In spite of all these difficulties they try to lead a family life that is as normal as possible. This year they will celebrate New Year's Eve with a group of regular friends and at home so as to give Wim the possibility to be with his family, with all his resources nearby. They consider it important that there is a real celebration for the children, with fireworks and all. And talking about their wishes for the new year Natacha says: ‘Especially Wim and the children, that I'll be able to keep on putting up with everything for them and the children too, I hope they will be able to handle the situation ... that I will be able to do so.’ And the computer voice adds: 'I still believe something will be found. I follow the medical science closely. Finally I just want some happy moments with my family.’ The voice sounds mechanical, but the words are deeply human. Never give up, that's their message to everybody else in a similar situation.
‘Don't give up, continue. Keep hoping, keep believing. Watching 'Thuis' in the evening with the five of us on the sofa, so as to keep these family moments, never at our wit's end. There is a life before ALS and then there is the life with ALS, but you should never give up. Laugh along, it's necessary, and quarrel along too, it's part of the game. And tell your kids they can cry or be sad. Show some wit and make jokes’.
This attitude makes it all more bearable and viable for the family. Obviously they don't give in to ALS. The tree is present, the parcels are underneath, light bulbs are hanging outside.
24 hours is not enough
The family used to have a very active social life. Every one of them had a separate hobby like volleyball, soccer, running, hockey, gymnastics in a club. A busy young family. In those days every day was too short already. In the meantime tasks have grown much bigger. Therefore help by a third party has become necessary. Every morning and every evening the Wit-Gele Kruis (White and Yellow Cross) is helping with washing, showering, shaving... Every day the Family Support presented by the OCMW (Public Centre for Social Welfare) is ready to support Wim in the afternoon when he returns from his job. Both the physician and the speech therapist are always calling at home. Friends come around regularly and bring a delicious meal. Natacha says that 24 hours is just too short, because in spite of all that help you tend to run ahead of yourself. While for now she has to give up some of her hobbies, the family still tries to make it possible for the children to have all their hobbies, thanks to the help they get from other parents, friends and family members who drive them back and forth numerous times.
Christmas and friends visiting
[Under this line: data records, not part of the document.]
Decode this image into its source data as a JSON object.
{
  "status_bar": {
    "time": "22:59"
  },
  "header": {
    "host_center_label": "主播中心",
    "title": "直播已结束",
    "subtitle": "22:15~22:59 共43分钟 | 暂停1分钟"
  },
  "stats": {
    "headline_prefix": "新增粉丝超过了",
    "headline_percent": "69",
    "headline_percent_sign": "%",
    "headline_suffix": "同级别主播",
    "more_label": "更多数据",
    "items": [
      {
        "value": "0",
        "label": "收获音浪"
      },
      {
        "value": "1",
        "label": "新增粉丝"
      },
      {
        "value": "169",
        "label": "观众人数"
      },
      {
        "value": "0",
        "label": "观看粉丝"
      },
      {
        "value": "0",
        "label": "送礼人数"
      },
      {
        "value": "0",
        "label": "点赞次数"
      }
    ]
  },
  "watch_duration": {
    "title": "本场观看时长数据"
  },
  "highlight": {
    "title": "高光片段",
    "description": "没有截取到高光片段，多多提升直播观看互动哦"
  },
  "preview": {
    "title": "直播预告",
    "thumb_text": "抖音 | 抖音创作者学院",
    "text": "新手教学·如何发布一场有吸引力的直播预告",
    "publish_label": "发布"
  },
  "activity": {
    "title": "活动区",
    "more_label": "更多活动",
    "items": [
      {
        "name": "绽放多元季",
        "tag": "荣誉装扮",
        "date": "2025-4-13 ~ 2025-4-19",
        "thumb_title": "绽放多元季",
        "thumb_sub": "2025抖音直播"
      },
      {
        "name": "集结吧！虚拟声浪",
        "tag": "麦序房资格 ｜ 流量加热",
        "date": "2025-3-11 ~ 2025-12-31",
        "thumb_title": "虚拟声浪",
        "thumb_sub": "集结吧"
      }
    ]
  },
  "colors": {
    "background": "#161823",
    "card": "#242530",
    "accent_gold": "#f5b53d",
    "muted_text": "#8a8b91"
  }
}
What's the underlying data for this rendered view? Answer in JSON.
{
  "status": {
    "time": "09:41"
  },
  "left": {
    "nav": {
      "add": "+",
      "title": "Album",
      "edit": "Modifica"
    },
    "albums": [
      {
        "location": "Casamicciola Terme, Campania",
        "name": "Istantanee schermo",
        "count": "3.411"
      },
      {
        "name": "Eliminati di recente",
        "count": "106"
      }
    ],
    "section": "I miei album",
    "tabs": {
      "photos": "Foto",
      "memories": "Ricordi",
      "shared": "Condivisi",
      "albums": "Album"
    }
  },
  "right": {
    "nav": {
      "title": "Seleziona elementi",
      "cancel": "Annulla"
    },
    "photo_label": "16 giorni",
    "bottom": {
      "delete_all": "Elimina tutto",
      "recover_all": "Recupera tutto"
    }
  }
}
The family has decided that this year Christmas had to be something special. There were a few nice family moments and there was a lot of hugging, and Wim sent a message to friends and acquaintances asking them if they could, in turn, be visiting them and having dinner with them the week before Christmas, the Warmest Week, so as to give them a hand. There were many reactions to this request, more than was expected. A week was planned but one week became two weeks, with another waiting list of people who really wanted to be of any help in the near future. The fact that Wim uses his speech computer nowadays makes it again easier for us -and for friends and family- to communicate with him. Before that people were rather reticent, they didn't dare to do so, because they were afraid that maybe they wouldn't understand Wim, but with the speech computer communication fortunately became easier again.
Translation: André De Laet